Review © 2003 by Thomas M. Wagner.

Science fiction, if nothing else, gives writers a great deal of latitude in being far-fetched. But it is all too possible to abuse the privilege. The first of many of Robert Sawyer's novels to deal with his love of all things prehistoric, End of an Era asks far too much of your suspension of disbelief before going all out and declaring war on your intelligence. It's capably written in that bestseller style with which Sawyer seems to have such a facility. But it also provides abundant pointers as to why so many hard SF readers simply cannot stand Sawyer.

Essentially the story is this: time travel has been invented, through a process that Sawyer does not bother to explain because it isn't necessary to set up the narrative. So, like the "quantum computer" in Hominids that creates a rift between alternate universes (that you can literally crawl through like a manhole), Sawyer's time machine is the kind of "indistinguishable from magic" superscience you'd more likely equate with Sci-Fi Channel TV movies than hard SF novels. Michael Swanwick's similarly themed Bones of the Earth, despite its shortcomings in other departments, at the very least tackled the time travel elements of the story in a much more stimulating and convincing way.

Anyway, two paleontologists go on the first mission back to the late Cretaceous to gather evidence firsthand for what caused the ultimate extinction of the dinosaurs. Brandon "Brandy" Thackeray does not accept the asteroid theory; he is accompanied on the voyage by his cocksure Jamaican pal Klicks (we don't get his real name). Sawyer goes to great lengths to underscore the differences in Brandy's and Klicks' personalities in bold crayon. Brandy is wimpy, indecisive, wracked with guilt over his father's impending death. Klicks is gregarious, smug, overconfident, and banging Brandy's ex-wife. I had a hard time figuring out why these men were even on speaking terms, much less travelling in time together.

Once in the Cretaceous, they find that all the nearby dinosaurs are possessed by symbiotic blobs of intelligent, telepathic Martian goo.

For those of you who haven't already clicked away to another review by now, I suppose it should be said that there are more absurd concepts floating around the genre than that. With End of an Era, however, it's the execution where most of the faults lie. No matter how convincingly Sawyer goes about trying to explain everything afterwards, it remains that the initial scene in which a dinosaur yells "Wait up!" to one of our heroes is one of the biggest unintentional-comedy moments in SF. There is also the simple suspension of disbelief factor. Unless the planet is overrun, isn't it awfully convenient that our time travellers plopped down right in the spot where these Martians have landed to undertake their explorations?

Klicks insists that they must take one of the Martian blobs — called a Het — back into the future with them, because they happen to know that the Het face extinction as surely as the dinosaurs do; Mars is in our time a dead world, after all. Thus it becomes a matter of saving an entire sentient species. Brandy, as with anything else, cannot make up his mind. Thus the second problem with End of an Era I found crippling: a thoroughly unlikable protagonist.

Having a protagonist plagued by doubts and a crisis of confidence is a good thing, such as it goes, but one needs a strong character arc to take place so that reader sympathies are assured.

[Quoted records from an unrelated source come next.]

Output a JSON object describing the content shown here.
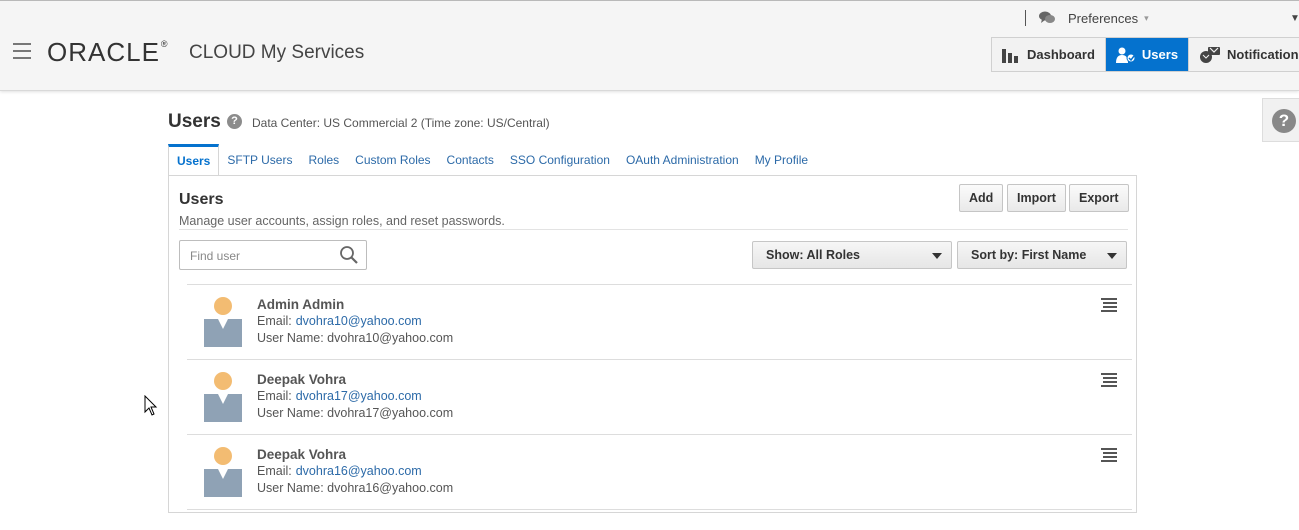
{
  "header": {
    "logo_text": "ORACLE",
    "logo_mark": "®",
    "title": "CLOUD My Services",
    "preferences_label": "Preferences",
    "nav": [
      {
        "label": "Dashboard",
        "icon": "bar-chart-icon"
      },
      {
        "label": "Users",
        "icon": "users-icon",
        "active": true
      },
      {
        "label": "Notifications",
        "icon": "notifications-icon"
      }
    ],
    "help_icon_glyph": "?"
  },
  "page": {
    "title": "Users",
    "help_glyph": "?",
    "datacenter_text": "Data Center: US Commercial 2 (Time zone: US/Central)"
  },
  "tabs": [
    {
      "label": "Users",
      "active": true
    },
    {
      "label": "SFTP Users"
    },
    {
      "label": "Roles"
    },
    {
      "label": "Custom Roles"
    },
    {
      "label": "Contacts"
    },
    {
      "label": "SSO Configuration"
    },
    {
      "label": "OAuth Administration"
    },
    {
      "label": "My Profile"
    }
  ],
  "panel": {
    "title": "Users",
    "description": "Manage user accounts, assign roles, and reset passwords.",
    "buttons": {
      "add": "Add",
      "import": "Import",
      "export": "Export"
    },
    "search": {
      "placeholder": "Find user",
      "value": ""
    },
    "show_filter": "Show: All Roles",
    "sort_filter": "Sort by: First Name"
  },
  "users": [
    {
      "name": "Admin Admin",
      "email_label": "Email:",
      "email": "dvohra10@yahoo.com",
      "username_label": "User Name:",
      "username": "dvohra10@yahoo.com"
    },
    {
      "name": "Deepak Vohra",
      "email_label": "Email:",
      "email": "dvohra17@yahoo.com",
      "username_label": "User Name:",
      "username": "dvohra17@yahoo.com"
    },
    {
      "name": "Deepak Vohra",
      "email_label": "Email:",
      "email": "dvohra16@yahoo.com",
      "username_label": "User Name:",
      "username": "dvohra16@yahoo.com"
    }
  ],
  "colors": {
    "accent": "#0572ce",
    "link": "#2c6aa8",
    "avatar_head": "#f3bc72",
    "avatar_body": "#8fa2b5"
  }
}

So how does Sawyer have Brandy deal with his weaknesses? He prays.

Your acceptance of this scene will no doubt have much to do with where you stand on religion. As I've confidently said many times, I'm squarely in the non-religious camp. But it isn't solely that the book is depicting a character engaging in a religious activity that annoys me. It's that the scene fails to do what I'm pretty sure Sawyer wants it to do, and that's make me more sympathetic to Brandy. I imagine a religious reader would think that Brandy's asking God for help with all of his problems — and it's a laundry list, I can tell you — is a sign of strength. I see it as just the opposite. By caving in and asking an invisible deity to help take his burdens away, Brandy is essentially surrendering once and for all to his own ineffectuality. His character arc has come and he has failed. He has capitulated utterly to his inner wimp. I suppose religious readers may take offense that that's my opinion, and I apologize, but that is simply the nonreligious viewpoint. To anyone but the devout, prayer is a way believers convince themselves they are doing something about a real problem when they can't do anything real. Give me a character who picks himself up by his bootstraps and fights for himself, his loved ones, and his world any day before you give me someone who drops to his knees in pleading despair — especially when the intellectual justification for the act amounts to little more than a variant of Pascal's Wager.

Sawyer himself seems to take an agnostic view on the notion of gods and the efficacy of prayer, which makes the scene even more offensive, as it now comes across as pandering. In any event, the upshot of it all is that, from that scene forward, I knew I could never like this protagonist, and I no longer cared about his story — even if I had found the whole Martian blobs thing to be handled believably in the first place. Would that this novel had indeed signalled the end of an era with regards to Sawyer's writing career. Then SF would never have had to suffer the indignity of the Hugo going to a book like Hominids. Anyone have a time machine handy?